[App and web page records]
• • • • • • •

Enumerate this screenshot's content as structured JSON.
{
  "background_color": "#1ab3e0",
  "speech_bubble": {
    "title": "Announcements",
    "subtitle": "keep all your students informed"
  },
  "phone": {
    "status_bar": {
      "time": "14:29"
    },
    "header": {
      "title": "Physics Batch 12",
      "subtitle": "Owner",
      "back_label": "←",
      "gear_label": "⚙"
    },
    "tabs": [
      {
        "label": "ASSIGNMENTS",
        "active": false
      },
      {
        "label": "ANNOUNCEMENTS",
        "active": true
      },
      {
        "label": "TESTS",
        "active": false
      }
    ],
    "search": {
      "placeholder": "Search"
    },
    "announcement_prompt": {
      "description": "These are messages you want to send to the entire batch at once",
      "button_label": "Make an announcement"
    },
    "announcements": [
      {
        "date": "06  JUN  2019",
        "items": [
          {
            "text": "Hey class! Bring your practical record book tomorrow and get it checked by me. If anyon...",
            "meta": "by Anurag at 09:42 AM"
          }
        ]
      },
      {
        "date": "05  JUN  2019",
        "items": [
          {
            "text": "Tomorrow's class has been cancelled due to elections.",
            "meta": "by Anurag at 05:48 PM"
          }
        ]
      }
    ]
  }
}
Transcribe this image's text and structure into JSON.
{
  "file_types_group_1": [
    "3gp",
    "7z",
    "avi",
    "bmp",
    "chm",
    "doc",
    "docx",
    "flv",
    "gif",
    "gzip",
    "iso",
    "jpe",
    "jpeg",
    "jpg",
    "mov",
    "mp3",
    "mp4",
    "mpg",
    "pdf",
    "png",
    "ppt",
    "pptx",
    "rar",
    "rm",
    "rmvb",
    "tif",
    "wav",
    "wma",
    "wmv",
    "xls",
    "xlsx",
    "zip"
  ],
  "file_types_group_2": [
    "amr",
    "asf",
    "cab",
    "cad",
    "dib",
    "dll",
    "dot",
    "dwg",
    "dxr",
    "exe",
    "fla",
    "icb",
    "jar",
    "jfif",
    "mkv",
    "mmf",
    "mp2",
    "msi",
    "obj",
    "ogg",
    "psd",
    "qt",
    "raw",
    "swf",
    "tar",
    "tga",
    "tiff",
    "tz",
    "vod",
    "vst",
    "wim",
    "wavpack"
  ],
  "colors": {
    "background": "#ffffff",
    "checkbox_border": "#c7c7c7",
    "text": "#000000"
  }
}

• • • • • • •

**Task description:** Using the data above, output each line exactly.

**Written solution:**
Enumerate this screenshot's content as structured JSON.
{
  "background_color": "#1ab3e0",
  "speech_bubble": {
    "title": "Announcements",
    "subtitle": "keep all your students informed"
  },
  "phone": {
    "status_bar": {
      "time": "14:29"
    },
    "header": {
      "title": "Physics Batch 12",
      "subtitle": "Owner",
      "back_label": "←",
      "gear_label": "⚙"
    },
    "tabs": [
      {
        "label": "ASSIGNMENTS",
        "active": false
      },
      {
        "label": "ANNOUNCEMENTS",
        "active": true
      },
      {
        "label": "TESTS",
        "active": false
      }
    ],
    "search": {
      "placeholder": "Search"
    },
    "announcement_prompt": {
      "description": "These are messages you want to send to the entire batch at once",
      "button_label": "Make an announcement"
    },
    "announcements": [
      {
        "date": "06  JUN  2019",
        "items": [
          {
            "text": "Hey class! Bring your practical record book tomorrow and get it checked by me. If anyon...",
            "meta": "by Anurag at 09:42 AM"
          }
        ]
      },
      {
        "date": "05  JUN  2019",
        "items": [
          {
            "text": "Tomorrow's class has been cancelled due to elections.",
            "meta": "by Anurag at 05:48 PM"
          }
        ]
      }
    ]
  }
}
Transcribe this image's text and structure into JSON.
{
  "file_types_group_1": [
    "3gp",
    "7z",
    "avi",
    "bmp",
    "chm",
    "doc",
    "docx",
    "flv",
    "gif",
    "gzip",
    "iso",
    "jpe",
    "jpeg",
    "jpg",
    "mov",
    "mp3",
    "mp4",
    "mpg",
    "pdf",
    "png",
    "ppt",
    "pptx",
    "rar",
    "rm",
    "rmvb",
    "tif",
    "wav",
    "wma",
    "wmv",
    "xls",
    "xlsx",
    "zip"
  ],
  "file_types_group_2": [
    "amr",
    "asf",
    "cab",
    "cad",
    "dib",
    "dll",
    "dot",
    "dwg",
    "dxr",
    "exe",
    "fla",
    "icb",
    "jar",
    "jfif",
    "mkv",
    "mmf",
    "mp2",
    "msi",
    "obj",
    "ogg",
    "psd",
    "qt",
    "raw",
    "swf",
    "tar",
    "tga",
    "tiff",
    "tz",
    "vod",
    "vst",
    "wim",
    "wavpack"
  ],
  "colors": {
    "background": "#ffffff",
    "checkbox_border": "#c7c7c7",
    "text": "#000000"
  }
}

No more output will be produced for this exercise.